===== Record set =====
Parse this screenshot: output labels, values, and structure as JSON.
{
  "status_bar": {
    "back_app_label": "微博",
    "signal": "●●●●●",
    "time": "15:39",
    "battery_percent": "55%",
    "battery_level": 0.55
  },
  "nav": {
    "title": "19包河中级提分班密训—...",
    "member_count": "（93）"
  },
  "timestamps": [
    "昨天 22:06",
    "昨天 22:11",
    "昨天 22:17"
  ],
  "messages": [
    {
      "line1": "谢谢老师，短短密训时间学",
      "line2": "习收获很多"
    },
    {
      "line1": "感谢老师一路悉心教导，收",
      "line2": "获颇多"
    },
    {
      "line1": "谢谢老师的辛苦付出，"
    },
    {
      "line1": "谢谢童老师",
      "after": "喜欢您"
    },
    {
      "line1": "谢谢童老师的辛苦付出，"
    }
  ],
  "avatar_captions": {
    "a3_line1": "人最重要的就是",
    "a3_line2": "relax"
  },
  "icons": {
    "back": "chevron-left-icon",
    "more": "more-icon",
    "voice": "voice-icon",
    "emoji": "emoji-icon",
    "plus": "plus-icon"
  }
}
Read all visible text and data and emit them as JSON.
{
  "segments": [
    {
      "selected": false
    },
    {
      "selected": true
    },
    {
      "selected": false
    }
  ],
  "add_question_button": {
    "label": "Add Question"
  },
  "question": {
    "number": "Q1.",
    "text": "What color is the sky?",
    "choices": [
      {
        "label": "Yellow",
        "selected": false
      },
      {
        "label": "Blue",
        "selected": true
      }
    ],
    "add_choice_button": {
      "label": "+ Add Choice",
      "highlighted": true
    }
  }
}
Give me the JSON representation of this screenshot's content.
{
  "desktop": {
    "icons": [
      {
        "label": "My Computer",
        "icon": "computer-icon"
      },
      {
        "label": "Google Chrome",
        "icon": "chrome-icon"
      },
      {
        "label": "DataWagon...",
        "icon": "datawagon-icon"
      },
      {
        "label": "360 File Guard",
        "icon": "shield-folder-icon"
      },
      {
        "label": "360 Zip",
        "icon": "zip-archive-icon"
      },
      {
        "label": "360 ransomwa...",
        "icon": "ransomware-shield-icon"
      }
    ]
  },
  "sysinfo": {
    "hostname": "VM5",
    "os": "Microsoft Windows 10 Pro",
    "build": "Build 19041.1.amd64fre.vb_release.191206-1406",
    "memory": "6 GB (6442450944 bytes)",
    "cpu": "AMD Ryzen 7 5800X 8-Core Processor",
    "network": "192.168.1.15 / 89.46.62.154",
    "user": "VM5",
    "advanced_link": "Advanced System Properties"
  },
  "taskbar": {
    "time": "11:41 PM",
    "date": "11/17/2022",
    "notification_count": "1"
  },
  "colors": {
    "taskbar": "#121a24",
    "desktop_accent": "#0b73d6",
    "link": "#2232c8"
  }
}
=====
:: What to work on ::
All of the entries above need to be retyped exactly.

:: Task answer ::
Parse this screenshot: output labels, values, and structure as JSON.
{
  "status_bar": {
    "back_app_label": "微博",
    "signal": "●●●●●",
    "time": "15:39",
    "battery_percent": "55%",
    "battery_level": 0.55
  },
  "nav": {
    "title": "19包河中级提分班密训—...",
    "member_count": "（93）"
  },
  "timestamps": [
    "昨天 22:06",
    "昨天 22:11",
    "昨天 22:17"
  ],
  "messages": [
    {
      "line1": "谢谢老师，短短密训时间学",
      "line2": "习收获很多"
    },
    {
      "line1": "感谢老师一路悉心教导，收",
      "line2": "获颇多"
    },
    {
      "line1": "谢谢老师的辛苦付出，"
    },
    {
      "line1": "谢谢童老师",
      "after": "喜欢您"
    },
    {
      "line1": "谢谢童老师的辛苦付出，"
    }
  ],
  "avatar_captions": {
    "a3_line1": "人最重要的就是",
    "a3_line2": "relax"
  },
  "icons": {
    "back": "chevron-left-icon",
    "more": "more-icon",
    "voice": "voice-icon",
    "emoji": "emoji-icon",
    "plus": "plus-icon"
  }
}
Read all visible text and data and emit them as JSON.
{
  "segments": [
    {
      "selected": false
    },
    {
      "selected": true
    },
    {
      "selected": false
    }
  ],
  "add_question_button": {
    "label": "Add Question"
  },
  "question": {
    "number": "Q1.",
    "text": "What color is the sky?",
    "choices": [
      {
        "label": "Yellow",
        "selected": false
      },
      {
        "label": "Blue",
        "selected": true
      }
    ],
    "add_choice_button": {
      "label": "+ Add Choice",
      "highlighted": true
    }
  }
}
Give me the JSON representation of this screenshot's content.
{
  "desktop": {
    "icons": [
      {
        "label": "My Computer",
        "icon": "computer-icon"
      },
      {
        "label": "Google Chrome",
        "icon": "chrome-icon"
      },
      {
        "label": "DataWagon...",
        "icon": "datawagon-icon"
      },
      {
        "label": "360 File Guard",
        "icon": "shield-folder-icon"
      },
      {
        "label": "360 Zip",
        "icon": "zip-archive-icon"
      },
      {
        "label": "360 ransomwa...",
        "icon": "ransomware-shield-icon"
      }
    ]
  },
  "sysinfo": {
    "hostname": "VM5",
    "os": "Microsoft Windows 10 Pro",
    "build": "Build 19041.1.amd64fre.vb_release.191206-1406",
    "memory": "6 GB (6442450944 bytes)",
    "cpu": "AMD Ryzen 7 5800X 8-Core Processor",
    "network": "192.168.1.15 / 89.46.62.154",
    "user": "VM5",
    "advanced_link": "Advanced System Properties"
  },
  "taskbar": {
    "time": "11:41 PM",
    "date": "11/17/2022",
    "notification_count": "1"
  },
  "colors": {
    "taskbar": "#121a24",
    "desktop_accent": "#0b73d6",
    "link": "#2232c8"
  }
}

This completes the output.